gravity. The shattered plate is left on the floor of the gallery until the next day, when it is replaced with a new one. The ambiguity of this work, the duping of the visitor, and the powerful emotion elicited by the destruction of objects in a public gallery meant that the presence of this work in A Secret History of Clay was not without controversy. The layout of the exhibition meant that Hein’s work was being reached after the visitor had first passed through a space populated by ceramics by
Anonymous 1999). Justification for the act again drew on the idea of augmenting the original artwork.
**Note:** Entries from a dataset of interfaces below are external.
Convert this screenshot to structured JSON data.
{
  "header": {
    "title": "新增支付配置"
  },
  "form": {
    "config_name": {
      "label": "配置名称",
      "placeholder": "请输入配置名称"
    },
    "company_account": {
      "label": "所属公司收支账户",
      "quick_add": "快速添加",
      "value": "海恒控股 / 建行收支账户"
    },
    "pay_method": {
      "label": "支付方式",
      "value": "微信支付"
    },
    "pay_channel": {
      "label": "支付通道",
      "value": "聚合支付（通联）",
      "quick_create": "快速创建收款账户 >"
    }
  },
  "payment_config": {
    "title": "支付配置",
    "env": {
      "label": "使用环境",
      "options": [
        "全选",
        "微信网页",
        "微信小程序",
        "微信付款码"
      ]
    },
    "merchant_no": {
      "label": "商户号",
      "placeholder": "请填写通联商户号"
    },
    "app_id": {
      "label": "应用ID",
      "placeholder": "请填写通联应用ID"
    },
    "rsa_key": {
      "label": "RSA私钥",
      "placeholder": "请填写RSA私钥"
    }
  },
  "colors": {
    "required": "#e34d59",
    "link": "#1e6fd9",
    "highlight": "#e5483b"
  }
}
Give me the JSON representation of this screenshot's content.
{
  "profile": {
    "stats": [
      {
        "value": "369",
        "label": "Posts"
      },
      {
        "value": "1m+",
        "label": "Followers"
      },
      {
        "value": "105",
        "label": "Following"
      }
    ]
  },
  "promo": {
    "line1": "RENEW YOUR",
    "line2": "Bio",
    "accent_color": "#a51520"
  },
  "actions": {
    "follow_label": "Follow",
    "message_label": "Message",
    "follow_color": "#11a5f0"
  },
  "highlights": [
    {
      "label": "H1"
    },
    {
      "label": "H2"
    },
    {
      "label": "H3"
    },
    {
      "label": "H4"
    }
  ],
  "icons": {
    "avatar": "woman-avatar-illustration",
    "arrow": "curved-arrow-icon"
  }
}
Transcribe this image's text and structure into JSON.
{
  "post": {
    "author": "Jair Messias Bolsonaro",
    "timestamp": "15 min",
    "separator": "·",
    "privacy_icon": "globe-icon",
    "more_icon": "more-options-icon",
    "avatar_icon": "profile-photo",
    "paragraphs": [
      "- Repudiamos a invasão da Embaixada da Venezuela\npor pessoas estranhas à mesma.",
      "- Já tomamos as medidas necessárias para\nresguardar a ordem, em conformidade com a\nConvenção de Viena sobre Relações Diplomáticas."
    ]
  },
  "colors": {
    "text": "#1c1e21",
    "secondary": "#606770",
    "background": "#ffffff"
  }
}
They insisted that, while Emin’s piece had been “strong”, 86 Chapter Five they had wanted “to push her work to further limits, make it more sensational, interesting and significant” (Anonymous 1999). They also cited the influence of Duchamp. Describing their effort as a continuation of his legacy, they explained that just as he had turned found objects into art, so they wished to transform My
narrative23, the wholeness of a chemically Unstable Matter Destruction, Destructing, De-Obstruction 103 destroyed body cannot be re-established. The frayed contour threatens the physical delimitation and the imaginary stability. The classical fragmented body is displaced in favour of a deliquescent body. The frayed contour is a mark of disintegration and distinguishes the dead from the living body insofar as its function is to delimit the shape and to secure the inner structure of an
varied compositions, cross dissolves and other effects relate the historical images in a synchronous, non-linear way. The rearrangement of fragments establishes new semantic and temporal interrelations and hints at a historical comparison of 9/11 and the Hindenburg crash. Although, both disasters are historically and symbolically very different events, they have one thing in common. Both are significant and well known media events32 and media icons33 which found their way into collective memory
credit: Dan Prince. The covetable birds (each marked with the back-stamps of Wedgwood, the Victoria & Albert Museum and Twomey) sitting amongst the classical sculptures created a three-dimensional landscape to walk within, the pleasure of doing so heightened by the freedom for visitors to select and take home their favourite birds. Over the course of a day the installation disappeared from sight. Though the work was dismantled and effectively destroyed, equally, the work only became complete